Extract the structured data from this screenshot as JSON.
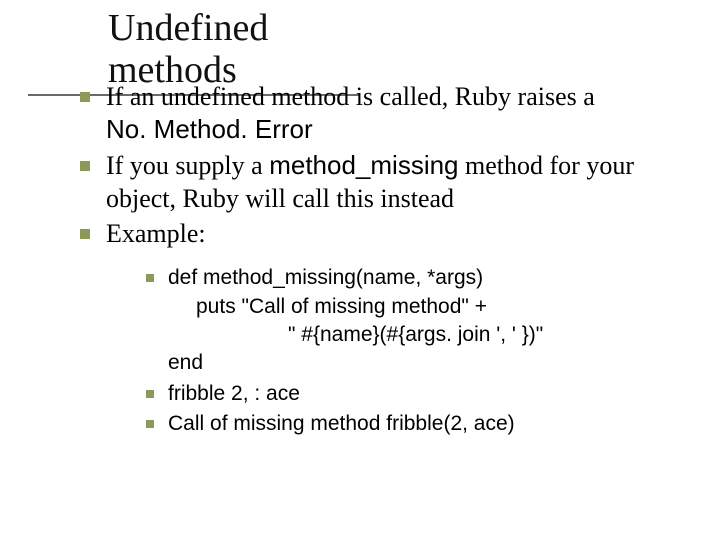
{
  "title": "Undefined methods",
  "bullets": {
    "b1a": "If an undefined method is called, Ruby raises a ",
    "b1b": "No. Method. Error",
    "b2a": "If you supply a ",
    "b2b": "method_missing",
    "b2c": " method for your object, Ruby will call this instead",
    "b3": "Example:"
  },
  "sub": {
    "s1l1": "def method_missing(name, *args)",
    "s1l2": "puts \"Call of missing method\" +",
    "s1l3": "\" #{name}(#{args. join ', ' })\"",
    "s1l4": "end",
    "s2": "fribble 2, : ace",
    "s3": "Call of missing method fribble(2, ace)"
  }
}
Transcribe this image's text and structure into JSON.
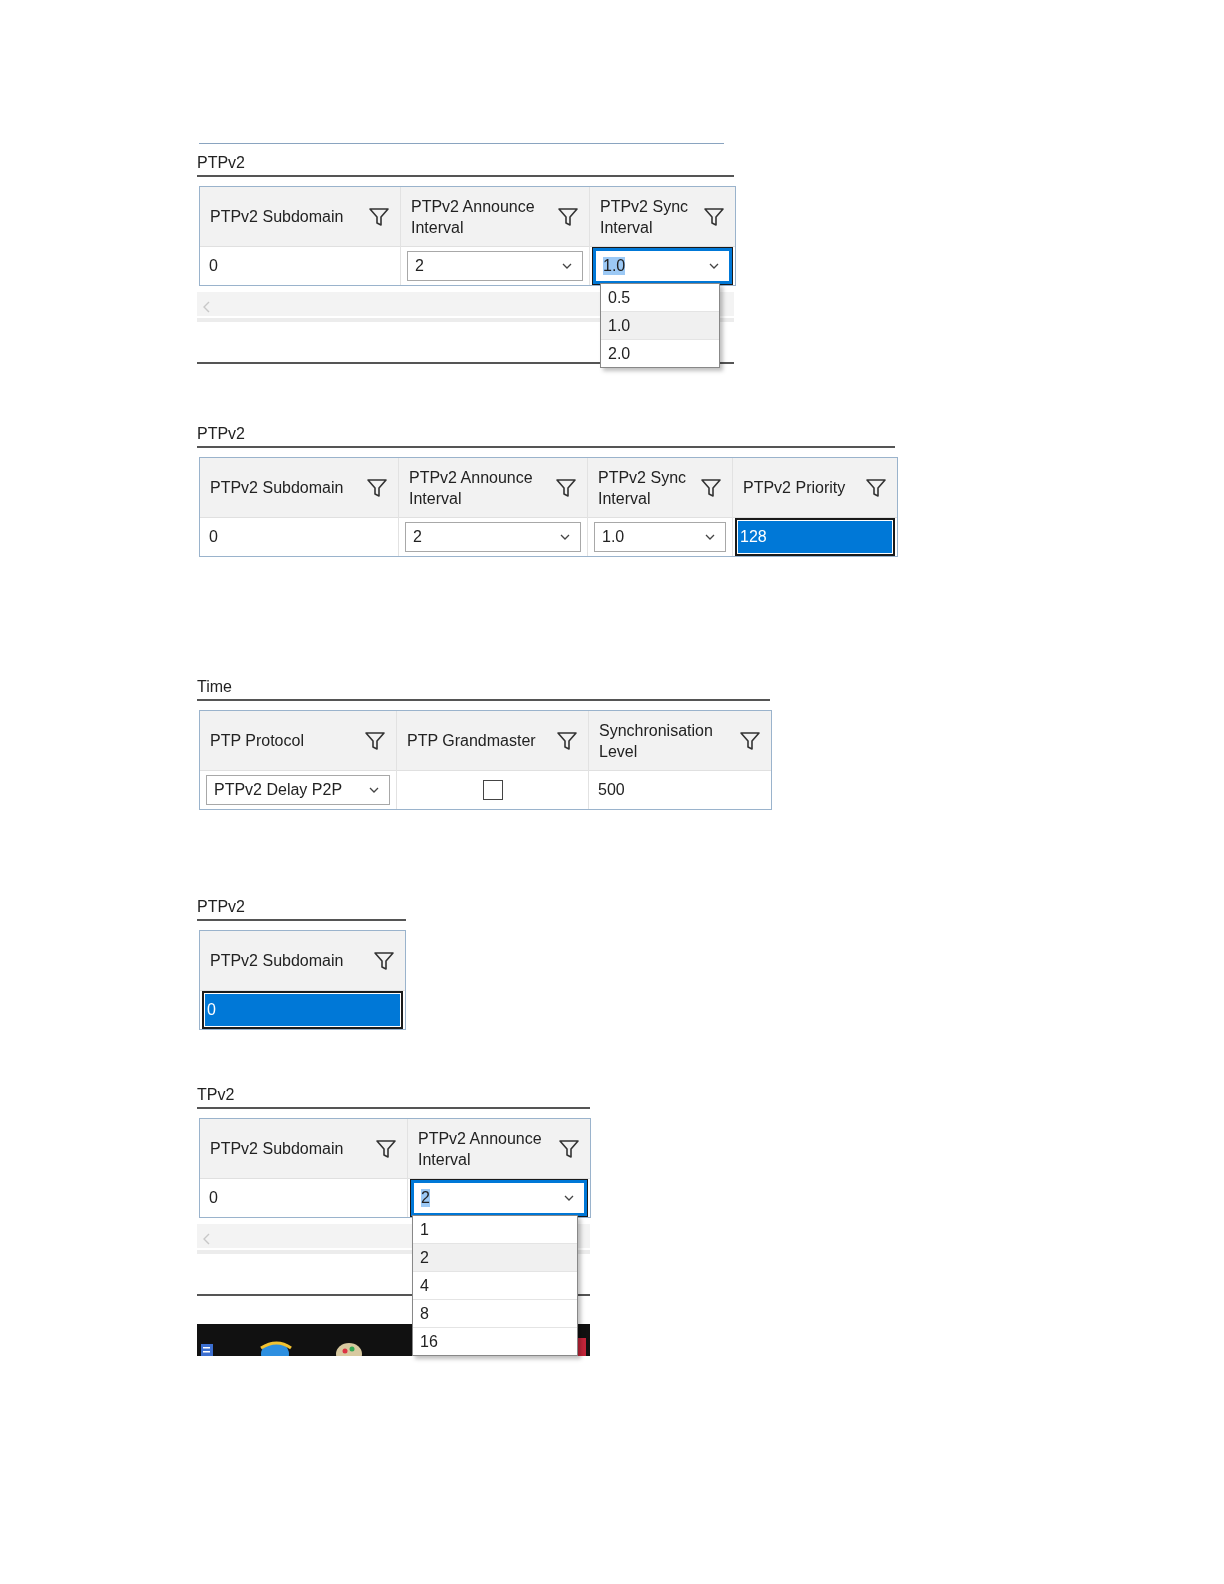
{
  "panels": [
    {
      "title": "PTPv2",
      "top_rule": true,
      "scrollbar": true,
      "columns": [
        "PTPv2 Subdomain",
        "PTPv2 Announce Interval",
        "PTPv2 Sync Interval"
      ],
      "cells": [
        {
          "kind": "text",
          "value": "0",
          "selected": false
        },
        {
          "kind": "dropdown",
          "value": "2",
          "selected": false
        },
        {
          "kind": "dropdown",
          "value": "1.0",
          "selected": true,
          "open": true,
          "options": [
            {
              "label": "0.5",
              "selected": false
            },
            {
              "label": "1.0",
              "selected": true
            },
            {
              "label": "2.0",
              "selected": false
            }
          ]
        }
      ]
    },
    {
      "title": "PTPv2",
      "columns": [
        "PTPv2 Subdomain",
        "PTPv2 Announce Interval",
        "PTPv2 Sync Interval",
        "PTPv2 Priority"
      ],
      "cells": [
        {
          "kind": "text",
          "value": "0",
          "selected": false
        },
        {
          "kind": "dropdown",
          "value": "2",
          "selected": false
        },
        {
          "kind": "dropdown",
          "value": "1.0",
          "selected": false
        },
        {
          "kind": "text",
          "value": "128",
          "selected": true
        }
      ]
    },
    {
      "title": "Time",
      "columns": [
        "PTP Protocol",
        "PTP Grandmaster",
        "Synchronisation Level"
      ],
      "cells": [
        {
          "kind": "dropdown",
          "value": "PTPv2 Delay P2P",
          "selected": false
        },
        {
          "kind": "checkbox",
          "checked": false
        },
        {
          "kind": "text",
          "value": "500",
          "selected": false
        }
      ]
    },
    {
      "title": "PTPv2",
      "columns": [
        "PTPv2 Subdomain"
      ],
      "cells": [
        {
          "kind": "text",
          "value": "0",
          "selected": true
        }
      ]
    },
    {
      "title": "TPv2",
      "scrollbar": true,
      "taskbar": true,
      "columns": [
        "PTPv2 Subdomain",
        "PTPv2 Announce Interval"
      ],
      "cells": [
        {
          "kind": "text",
          "value": "0",
          "selected": false
        },
        {
          "kind": "dropdown",
          "value": "2",
          "selected": true,
          "open": true,
          "options": [
            {
              "label": "1",
              "selected": false
            },
            {
              "label": "2",
              "selected": true
            },
            {
              "label": "4",
              "selected": false
            },
            {
              "label": "8",
              "selected": false
            },
            {
              "label": "16",
              "selected": false
            }
          ]
        }
      ]
    }
  ]
}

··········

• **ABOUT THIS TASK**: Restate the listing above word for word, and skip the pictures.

• **SOLUTION TO THE PROBLEM**:
Extract the structured data from this screenshot as JSON.
{
  "title": "Undefined methods",
  "bullets": {
    "b1a": "If an undefined method is called, Ruby raises a ",
    "b1b": "No. Method. Error",
    "b2a": "If you supply a ",
    "b2b": "method_missing",
    "b2c": " method for your object, Ruby will call this instead",
    "b3": "Example:"
  },
  "sub": {
    "s1l1": "def method_missing(name, *args)",
    "s1l2": "puts \"Call of missing method\" +",
    "s1l3": "\" #{name}(#{args. join ', ' })\"",
    "s1l4": "end",
    "s2": "fribble 2, : ace",
    "s3": "Call of missing method fribble(2, ace)"
  }
}
Transcribe this image's text and structure into JSON.
{
  "panels": [
    {
      "title": "PTPv2",
      "top_rule": true,
      "scrollbar": true,
      "columns": [
        "PTPv2 Subdomain",
        "PTPv2 Announce Interval",
        "PTPv2 Sync Interval"
      ],
      "cells": [
        {
          "kind": "text",
          "value": "0",
          "selected": false
        },
        {
          "kind": "dropdown",
          "value": "2",
          "selected": false
        },
        {
          "kind": "dropdown",
          "value": "1.0",
          "selected": true,
          "open": true,
          "options": [
            {
              "label": "0.5",
              "selected": false
            },
            {
              "label": "1.0",
              "selected": true
            },
            {
              "label": "2.0",
              "selected": false
            }
          ]
        }
      ]
    },
    {
      "title": "PTPv2",
      "columns": [
        "PTPv2 Subdomain",
        "PTPv2 Announce Interval",
        "PTPv2 Sync Interval",
        "PTPv2 Priority"
      ],
      "cells": [
        {
          "kind": "text",
          "value": "0",
          "selected": false
        },
        {
          "kind": "dropdown",
          "value": "2",
          "selected": false
        },
        {
          "kind": "dropdown",
          "value": "1.0",
          "selected": false
        },
        {
          "kind": "text",
          "value": "128",
          "selected": true
        }
      ]
    },
    {
      "title": "Time",
      "columns": [
        "PTP Protocol",
        "PTP Grandmaster",
        "Synchronisation Level"
      ],
      "cells": [
        {
          "kind": "dropdown",
          "value": "PTPv2 Delay P2P",
          "selected": false
        },
        {
          "kind": "checkbox",
          "checked": false
        },
        {
          "kind": "text",
          "value": "500",
          "selected": false
        }
      ]
    },
    {
      "title": "PTPv2",
      "columns": [
        "PTPv2 Subdomain"
      ],
      "cells": [
        {
          "kind": "text",
          "value": "0",
          "selected": true
        }
      ]
    },
    {
      "title": "TPv2",
      "scrollbar": true,
      "taskbar": true,
      "columns": [
        "PTPv2 Subdomain",
        "PTPv2 Announce Interval"
      ],
      "cells": [
        {
          "kind": "text",
          "value": "0",
          "selected": false
        },
        {
          "kind": "dropdown",
          "value": "2",
          "selected": true,
          "open": true,
          "options": [
            {
              "label": "1",
              "selected": false
            },
            {
              "label": "2",
              "selected": true
            },
            {
              "label": "4",
              "selected": false
            },
            {
              "label": "8",
              "selected": false
            },
            {
              "label": "16",
              "selected": false
            }
          ]
        }
      ]
    }
  ]
}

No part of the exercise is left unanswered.